**Exercise prompt**
Write the records out again exactly, but without pictures.

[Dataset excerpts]

------------------------------------

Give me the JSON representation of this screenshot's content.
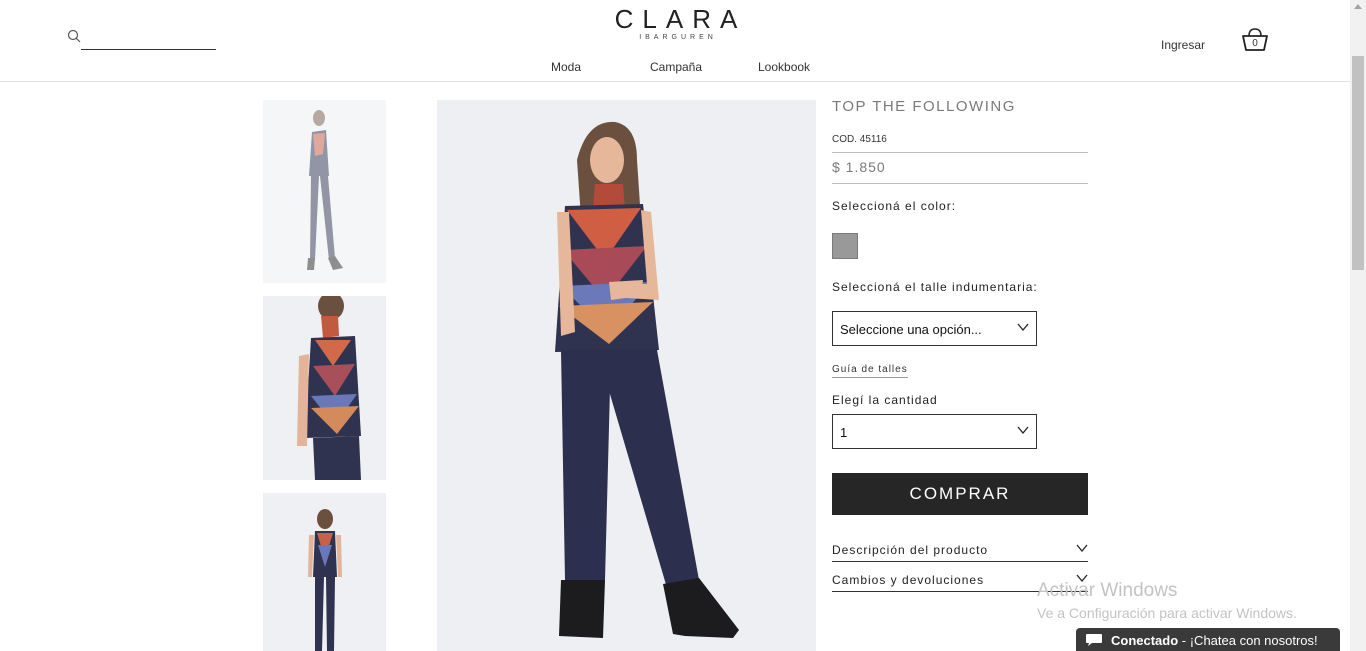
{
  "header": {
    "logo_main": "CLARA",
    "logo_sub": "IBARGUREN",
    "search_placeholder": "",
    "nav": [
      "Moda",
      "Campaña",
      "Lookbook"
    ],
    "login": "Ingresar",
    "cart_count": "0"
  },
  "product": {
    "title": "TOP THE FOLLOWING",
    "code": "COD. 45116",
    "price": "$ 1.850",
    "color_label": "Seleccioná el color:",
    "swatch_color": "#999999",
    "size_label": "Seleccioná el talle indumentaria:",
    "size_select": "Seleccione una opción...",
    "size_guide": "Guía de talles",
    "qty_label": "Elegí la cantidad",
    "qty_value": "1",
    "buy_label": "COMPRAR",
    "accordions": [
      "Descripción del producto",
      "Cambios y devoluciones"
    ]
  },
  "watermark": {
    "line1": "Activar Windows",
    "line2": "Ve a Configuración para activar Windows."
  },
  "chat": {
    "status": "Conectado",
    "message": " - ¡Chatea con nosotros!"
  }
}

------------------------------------

**Exercise answer**
Give me the JSON representation of this screenshot's content.
{
  "header": {
    "logo_main": "CLARA",
    "logo_sub": "IBARGUREN",
    "search_placeholder": "",
    "nav": [
      "Moda",
      "Campaña",
      "Lookbook"
    ],
    "login": "Ingresar",
    "cart_count": "0"
  },
  "product": {
    "title": "TOP THE FOLLOWING",
    "code": "COD. 45116",
    "price": "$ 1.850",
    "color_label": "Seleccioná el color:",
    "swatch_color": "#999999",
    "size_label": "Seleccioná el talle indumentaria:",
    "size_select": "Seleccione una opción...",
    "size_guide": "Guía de talles",
    "qty_label": "Elegí la cantidad",
    "qty_value": "1",
    "buy_label": "COMPRAR",
    "accordions": [
      "Descripción del producto",
      "Cambios y devoluciones"
    ]
  },
  "watermark": {
    "line1": "Activar Windows",
    "line2": "Ve a Configuración para activar Windows."
  },
  "chat": {
    "status": "Conectado",
    "message": " - ¡Chatea con nosotros!"
  }
}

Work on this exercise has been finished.